Author

Silverman GJ1, Azzouz DF2, Alekseyenko AV3. Curr Opin Immunol. 2019 Oct 4;61:80-85. doi: 10.1016/j.coi.2019.08.007. [Epub ahead of print]

Author Information

1 Laboratory of B cell Immunobiology, Division of Rheumatology, Department of Medicine, NYU School of Medicine, New York, NY 10016, USA. Electronic address: Gregg.Silverman@nyumc.org.

2 Laboratory of B cell Immunobiology, Division of Rheumatology, Department of Medicine, NYU School of Medicine, New York, NY 10016, USA.

3 Department of Public Health Sciences, Medical University of South Carolina, Charleston, SC 29425, USA.

Abstract

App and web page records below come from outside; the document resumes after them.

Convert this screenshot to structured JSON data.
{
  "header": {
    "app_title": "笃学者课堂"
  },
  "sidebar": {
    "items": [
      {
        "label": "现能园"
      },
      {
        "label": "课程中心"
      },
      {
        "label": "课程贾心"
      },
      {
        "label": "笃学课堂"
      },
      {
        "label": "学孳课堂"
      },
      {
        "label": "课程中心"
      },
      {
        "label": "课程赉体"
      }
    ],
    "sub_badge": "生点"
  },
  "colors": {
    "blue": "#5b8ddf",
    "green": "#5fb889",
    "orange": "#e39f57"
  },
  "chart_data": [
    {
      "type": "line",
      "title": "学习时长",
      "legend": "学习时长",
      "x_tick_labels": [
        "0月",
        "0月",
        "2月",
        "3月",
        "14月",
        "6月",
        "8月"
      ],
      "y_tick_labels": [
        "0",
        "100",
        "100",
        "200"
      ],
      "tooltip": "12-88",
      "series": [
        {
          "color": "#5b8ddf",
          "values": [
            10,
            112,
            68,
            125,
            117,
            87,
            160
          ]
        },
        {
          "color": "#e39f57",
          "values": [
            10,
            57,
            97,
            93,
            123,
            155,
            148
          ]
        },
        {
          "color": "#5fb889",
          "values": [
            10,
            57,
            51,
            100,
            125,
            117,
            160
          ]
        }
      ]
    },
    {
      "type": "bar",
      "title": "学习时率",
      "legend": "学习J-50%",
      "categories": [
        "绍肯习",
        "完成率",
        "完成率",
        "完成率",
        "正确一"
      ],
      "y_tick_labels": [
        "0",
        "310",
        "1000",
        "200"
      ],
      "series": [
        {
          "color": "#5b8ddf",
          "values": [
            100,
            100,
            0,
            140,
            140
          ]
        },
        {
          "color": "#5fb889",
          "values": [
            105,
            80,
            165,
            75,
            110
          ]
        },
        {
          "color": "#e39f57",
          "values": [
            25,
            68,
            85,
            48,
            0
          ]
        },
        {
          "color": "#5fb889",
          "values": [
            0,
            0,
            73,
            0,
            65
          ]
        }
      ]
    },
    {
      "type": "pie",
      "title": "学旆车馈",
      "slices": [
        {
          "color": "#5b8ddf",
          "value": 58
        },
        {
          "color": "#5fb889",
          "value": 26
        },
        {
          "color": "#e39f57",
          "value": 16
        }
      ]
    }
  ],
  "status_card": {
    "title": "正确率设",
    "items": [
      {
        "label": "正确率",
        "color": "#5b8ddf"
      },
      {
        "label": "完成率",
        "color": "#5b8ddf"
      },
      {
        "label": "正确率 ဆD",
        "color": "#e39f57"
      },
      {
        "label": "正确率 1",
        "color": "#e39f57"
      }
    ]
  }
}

Throughout our lives we are immersed in, and colonized by, immense and complex microbial communities. These microbiota serve as activators and early sparring partners for the progressive construction of the layers within our immune defenses and are essential to immune homeostasis. Yet, at times imbalances within the microbiota may contribute to metabolic and immune regulatory abnormalities that underlie the development of inflammatory and autoimmune diseases. Here, we review recent progress in investigations of the microbiome, with emphasis on the gut microbiota associated with systemic autoimmunity. In particular, these studies are beginning to illuminate aspects of the pathogenesis of Systemic Lupus Erythematosus, and may suggest that interconnections with specific disease-associated patterns of dysbiosis within gut communities are bidirectional and mutually reinforcing.